Items listed in a dataset.

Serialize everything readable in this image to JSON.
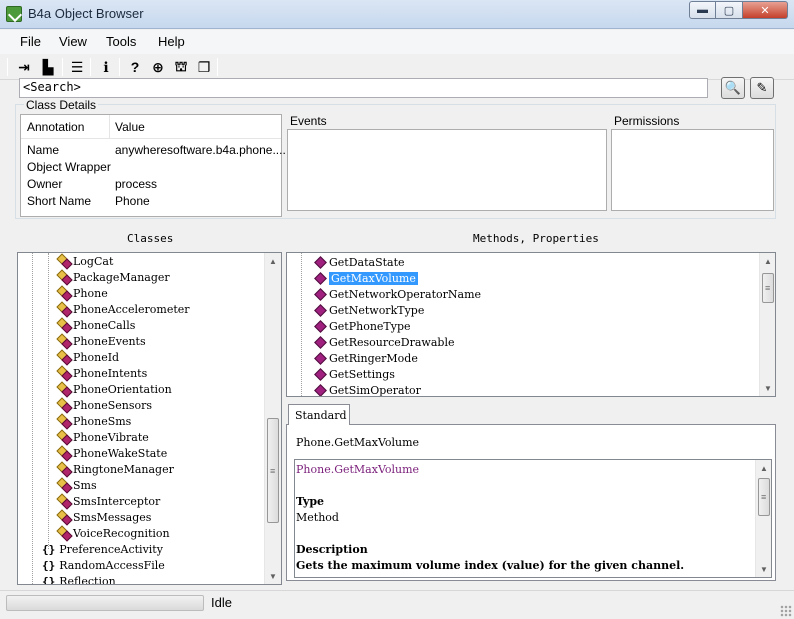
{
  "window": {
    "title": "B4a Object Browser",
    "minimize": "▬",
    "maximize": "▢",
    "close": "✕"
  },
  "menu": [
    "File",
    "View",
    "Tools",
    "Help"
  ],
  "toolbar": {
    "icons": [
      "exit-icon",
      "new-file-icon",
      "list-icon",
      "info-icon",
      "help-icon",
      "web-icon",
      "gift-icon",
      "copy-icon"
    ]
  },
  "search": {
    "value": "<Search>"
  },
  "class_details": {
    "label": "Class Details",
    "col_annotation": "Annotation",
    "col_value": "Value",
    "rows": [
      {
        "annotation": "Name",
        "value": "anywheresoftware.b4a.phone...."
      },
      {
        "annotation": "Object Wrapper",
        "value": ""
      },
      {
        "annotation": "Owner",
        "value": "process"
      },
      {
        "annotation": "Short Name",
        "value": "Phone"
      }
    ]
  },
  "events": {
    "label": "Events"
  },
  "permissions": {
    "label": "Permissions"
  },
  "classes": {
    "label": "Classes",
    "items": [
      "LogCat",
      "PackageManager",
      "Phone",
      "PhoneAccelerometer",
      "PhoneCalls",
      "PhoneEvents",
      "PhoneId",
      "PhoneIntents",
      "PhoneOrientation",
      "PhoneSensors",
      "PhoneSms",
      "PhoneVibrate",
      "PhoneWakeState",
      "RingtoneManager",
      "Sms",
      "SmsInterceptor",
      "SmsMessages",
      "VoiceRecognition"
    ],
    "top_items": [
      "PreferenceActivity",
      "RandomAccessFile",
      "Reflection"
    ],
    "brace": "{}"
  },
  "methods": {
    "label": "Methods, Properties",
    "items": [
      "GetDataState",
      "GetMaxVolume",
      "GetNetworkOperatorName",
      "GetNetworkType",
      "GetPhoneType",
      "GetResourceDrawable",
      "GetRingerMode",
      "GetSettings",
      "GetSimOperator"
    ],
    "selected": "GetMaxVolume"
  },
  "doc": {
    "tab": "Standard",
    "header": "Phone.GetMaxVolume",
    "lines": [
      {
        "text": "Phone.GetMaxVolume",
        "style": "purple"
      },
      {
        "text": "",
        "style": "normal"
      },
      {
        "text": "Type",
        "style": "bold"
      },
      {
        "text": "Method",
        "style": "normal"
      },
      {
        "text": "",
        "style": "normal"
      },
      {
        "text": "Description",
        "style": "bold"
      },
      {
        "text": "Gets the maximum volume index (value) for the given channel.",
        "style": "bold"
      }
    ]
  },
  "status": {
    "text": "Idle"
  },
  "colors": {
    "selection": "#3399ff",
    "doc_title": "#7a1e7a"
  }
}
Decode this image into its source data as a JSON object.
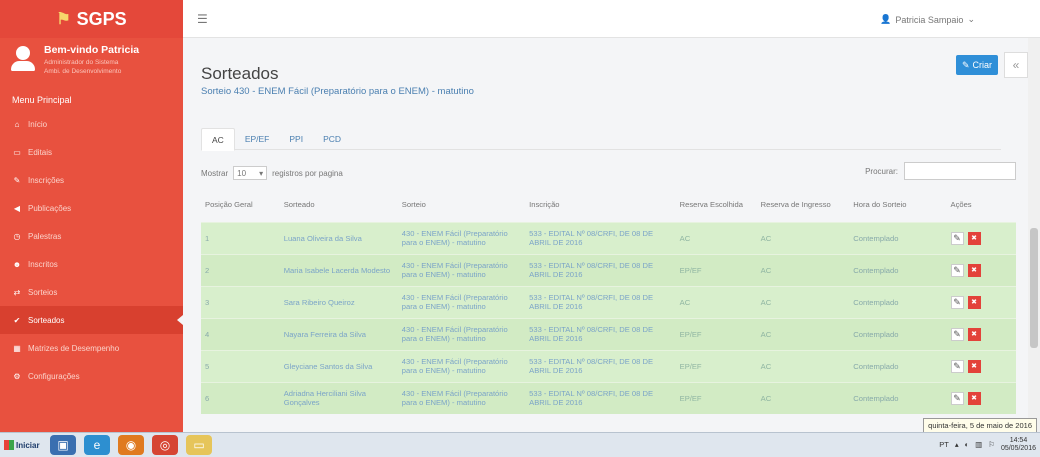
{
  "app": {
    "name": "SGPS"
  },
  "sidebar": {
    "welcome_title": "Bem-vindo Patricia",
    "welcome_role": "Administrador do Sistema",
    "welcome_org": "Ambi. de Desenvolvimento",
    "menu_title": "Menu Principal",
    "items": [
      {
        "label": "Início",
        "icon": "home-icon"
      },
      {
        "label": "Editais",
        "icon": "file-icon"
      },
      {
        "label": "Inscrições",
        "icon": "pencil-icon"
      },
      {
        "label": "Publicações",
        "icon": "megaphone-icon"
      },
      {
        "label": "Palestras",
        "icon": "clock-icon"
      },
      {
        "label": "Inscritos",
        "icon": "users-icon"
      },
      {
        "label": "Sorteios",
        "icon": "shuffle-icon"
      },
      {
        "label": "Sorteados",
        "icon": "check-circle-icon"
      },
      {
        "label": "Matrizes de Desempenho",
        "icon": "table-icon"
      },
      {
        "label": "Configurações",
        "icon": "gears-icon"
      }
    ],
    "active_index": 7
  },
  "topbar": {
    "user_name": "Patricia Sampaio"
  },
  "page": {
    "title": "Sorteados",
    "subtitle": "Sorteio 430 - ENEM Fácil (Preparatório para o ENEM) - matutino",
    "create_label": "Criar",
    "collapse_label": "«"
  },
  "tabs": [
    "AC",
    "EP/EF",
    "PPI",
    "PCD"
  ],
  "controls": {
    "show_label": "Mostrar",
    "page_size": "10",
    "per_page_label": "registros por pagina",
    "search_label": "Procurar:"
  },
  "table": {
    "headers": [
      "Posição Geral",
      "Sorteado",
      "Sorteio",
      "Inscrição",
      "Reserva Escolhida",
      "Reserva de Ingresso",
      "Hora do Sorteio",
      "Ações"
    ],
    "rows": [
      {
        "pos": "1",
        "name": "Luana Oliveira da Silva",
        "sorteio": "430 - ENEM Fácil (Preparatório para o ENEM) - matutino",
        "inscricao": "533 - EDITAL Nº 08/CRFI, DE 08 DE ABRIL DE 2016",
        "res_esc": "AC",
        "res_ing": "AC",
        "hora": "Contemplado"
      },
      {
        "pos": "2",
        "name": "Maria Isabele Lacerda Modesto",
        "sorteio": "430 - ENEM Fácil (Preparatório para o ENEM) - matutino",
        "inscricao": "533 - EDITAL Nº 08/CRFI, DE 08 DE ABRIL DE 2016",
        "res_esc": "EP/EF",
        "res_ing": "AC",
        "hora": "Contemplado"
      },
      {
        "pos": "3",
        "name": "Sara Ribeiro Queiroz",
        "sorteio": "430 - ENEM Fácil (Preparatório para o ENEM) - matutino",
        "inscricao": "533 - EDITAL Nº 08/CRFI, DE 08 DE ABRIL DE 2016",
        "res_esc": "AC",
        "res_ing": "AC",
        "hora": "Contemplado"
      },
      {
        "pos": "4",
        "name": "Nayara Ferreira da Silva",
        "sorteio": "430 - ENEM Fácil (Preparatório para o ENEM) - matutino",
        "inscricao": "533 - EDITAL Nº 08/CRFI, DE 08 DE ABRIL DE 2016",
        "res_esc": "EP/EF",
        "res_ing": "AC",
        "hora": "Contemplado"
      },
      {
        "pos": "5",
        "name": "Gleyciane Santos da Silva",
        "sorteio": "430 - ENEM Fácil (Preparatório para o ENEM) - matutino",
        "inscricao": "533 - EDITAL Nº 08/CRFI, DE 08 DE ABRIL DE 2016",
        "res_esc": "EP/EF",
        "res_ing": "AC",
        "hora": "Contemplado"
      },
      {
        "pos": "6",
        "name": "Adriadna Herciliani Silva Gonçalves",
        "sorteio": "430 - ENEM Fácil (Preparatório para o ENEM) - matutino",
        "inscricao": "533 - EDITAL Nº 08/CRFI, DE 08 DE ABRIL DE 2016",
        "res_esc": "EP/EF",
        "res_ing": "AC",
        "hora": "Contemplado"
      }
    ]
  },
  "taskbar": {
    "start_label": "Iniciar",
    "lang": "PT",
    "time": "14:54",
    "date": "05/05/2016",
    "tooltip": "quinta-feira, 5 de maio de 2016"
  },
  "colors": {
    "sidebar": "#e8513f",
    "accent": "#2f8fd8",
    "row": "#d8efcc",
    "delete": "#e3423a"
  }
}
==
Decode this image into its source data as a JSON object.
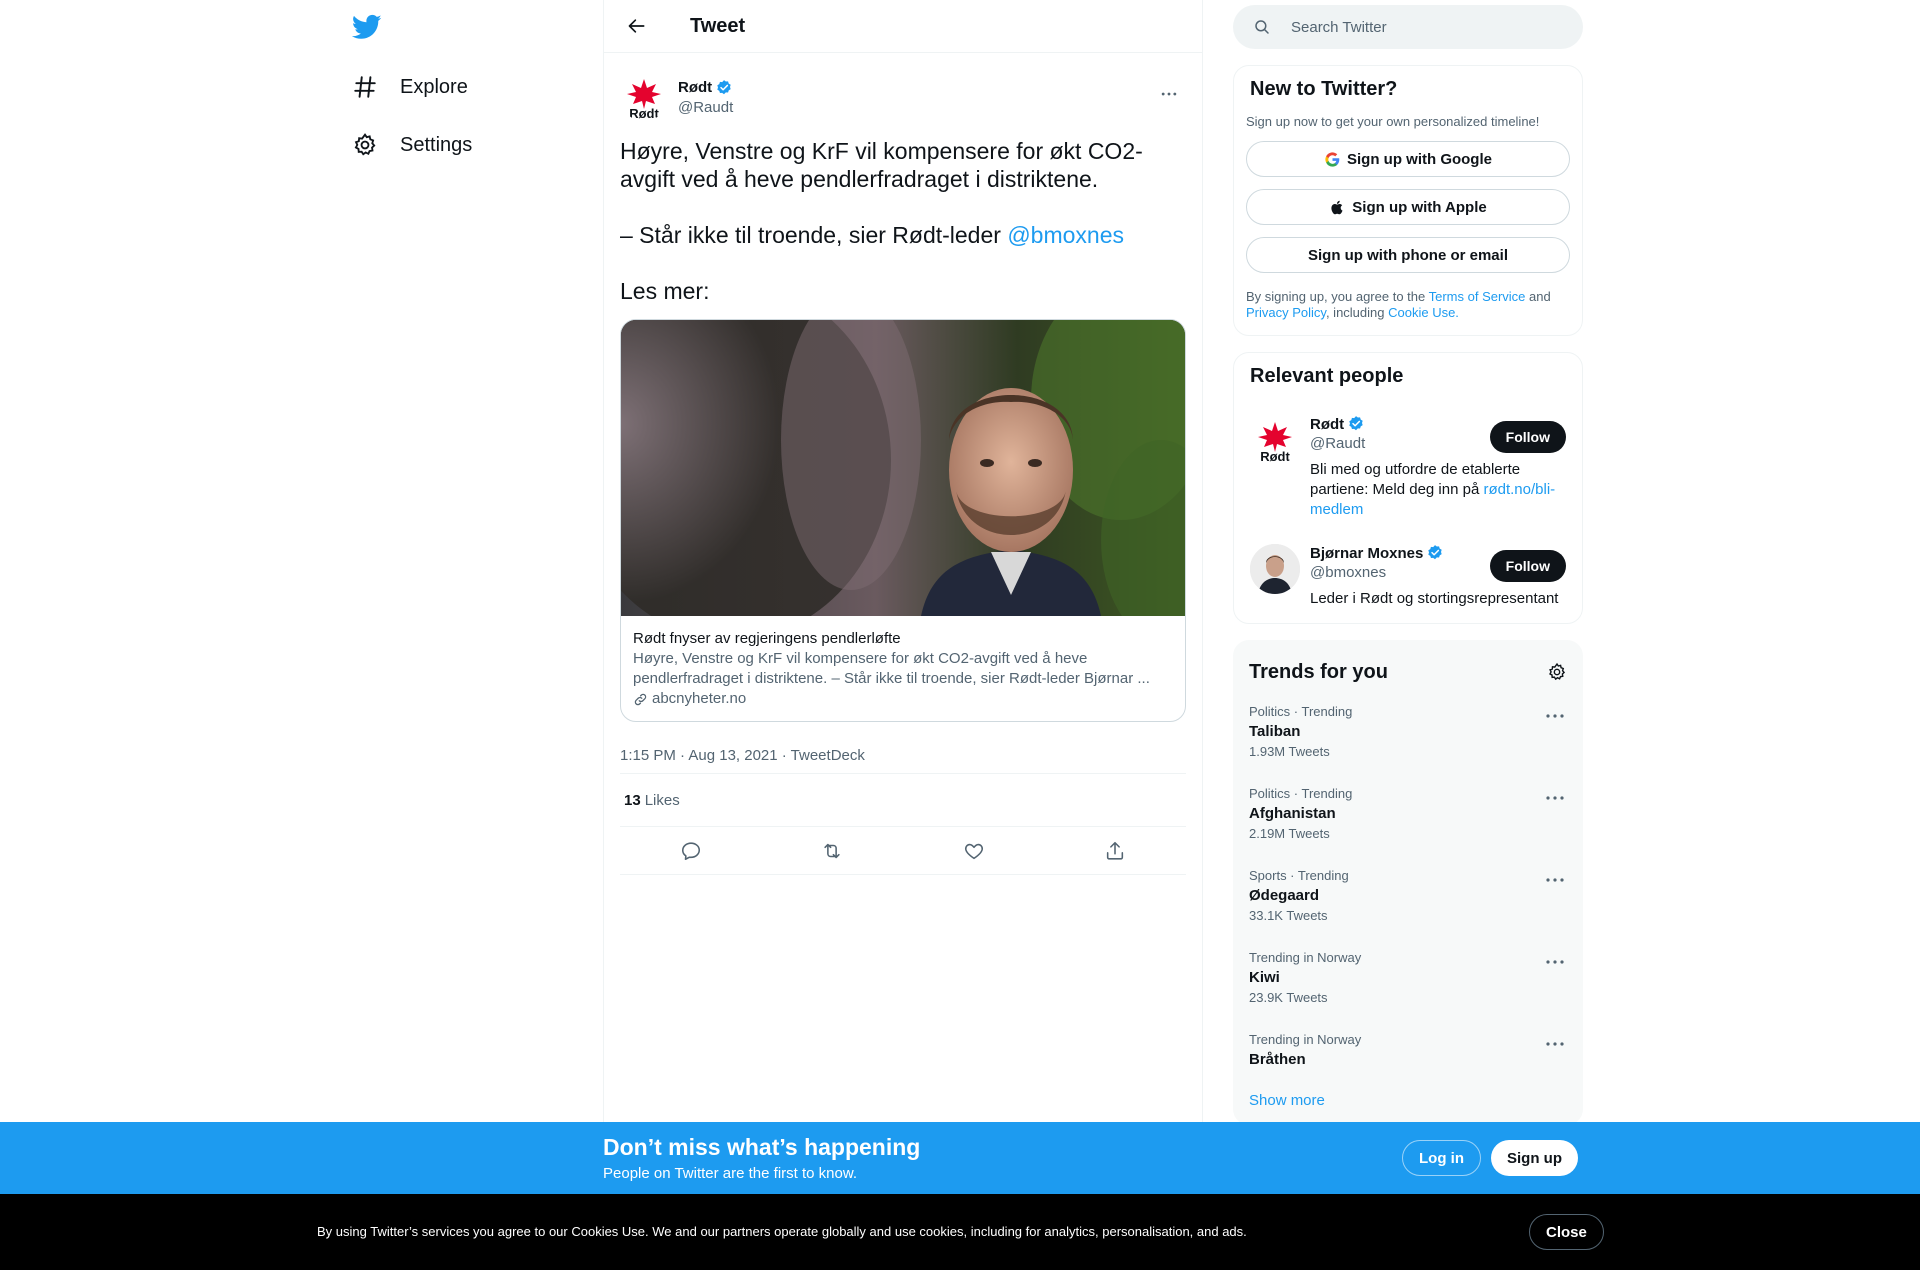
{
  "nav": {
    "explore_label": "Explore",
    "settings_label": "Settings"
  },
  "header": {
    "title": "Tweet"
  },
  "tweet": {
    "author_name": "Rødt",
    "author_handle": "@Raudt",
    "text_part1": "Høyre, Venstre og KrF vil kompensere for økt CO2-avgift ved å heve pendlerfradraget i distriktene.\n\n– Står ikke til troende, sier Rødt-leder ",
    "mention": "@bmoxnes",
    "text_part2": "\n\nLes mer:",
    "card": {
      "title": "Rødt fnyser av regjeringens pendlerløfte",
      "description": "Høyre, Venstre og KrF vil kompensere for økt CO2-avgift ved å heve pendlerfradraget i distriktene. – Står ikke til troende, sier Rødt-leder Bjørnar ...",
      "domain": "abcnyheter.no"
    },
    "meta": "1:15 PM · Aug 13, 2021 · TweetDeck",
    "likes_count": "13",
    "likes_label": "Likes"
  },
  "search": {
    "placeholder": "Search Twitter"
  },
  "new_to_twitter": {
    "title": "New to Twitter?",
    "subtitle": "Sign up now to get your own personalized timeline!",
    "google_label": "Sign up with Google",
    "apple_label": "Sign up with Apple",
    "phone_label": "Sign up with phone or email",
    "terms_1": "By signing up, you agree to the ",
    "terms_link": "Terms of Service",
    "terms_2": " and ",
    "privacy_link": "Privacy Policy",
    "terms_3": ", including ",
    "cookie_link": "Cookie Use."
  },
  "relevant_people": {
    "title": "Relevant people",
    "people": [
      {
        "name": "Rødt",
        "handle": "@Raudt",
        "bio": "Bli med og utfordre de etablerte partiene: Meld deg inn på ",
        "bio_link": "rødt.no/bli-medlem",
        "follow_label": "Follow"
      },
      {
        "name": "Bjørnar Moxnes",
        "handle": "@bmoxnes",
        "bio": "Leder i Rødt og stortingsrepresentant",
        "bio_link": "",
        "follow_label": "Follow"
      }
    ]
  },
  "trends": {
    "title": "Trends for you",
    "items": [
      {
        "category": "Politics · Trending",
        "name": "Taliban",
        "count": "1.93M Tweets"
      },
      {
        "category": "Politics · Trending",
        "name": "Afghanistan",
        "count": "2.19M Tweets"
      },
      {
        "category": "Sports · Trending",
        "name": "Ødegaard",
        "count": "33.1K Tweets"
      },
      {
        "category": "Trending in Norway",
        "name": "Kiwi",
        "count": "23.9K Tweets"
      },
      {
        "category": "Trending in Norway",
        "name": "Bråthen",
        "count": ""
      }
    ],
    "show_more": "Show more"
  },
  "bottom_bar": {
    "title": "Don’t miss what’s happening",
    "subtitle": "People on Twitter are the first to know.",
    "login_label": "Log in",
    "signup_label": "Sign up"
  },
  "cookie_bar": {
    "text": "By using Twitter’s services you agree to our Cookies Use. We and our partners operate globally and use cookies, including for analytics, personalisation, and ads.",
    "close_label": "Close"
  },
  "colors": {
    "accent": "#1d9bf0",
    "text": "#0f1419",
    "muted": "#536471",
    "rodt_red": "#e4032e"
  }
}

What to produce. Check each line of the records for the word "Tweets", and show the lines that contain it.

Your response.
        "count": "1.93M Tweets"
        "count": "2.19M Tweets"
        "count": "33.1K Tweets"
        "count": "23.9K Tweets"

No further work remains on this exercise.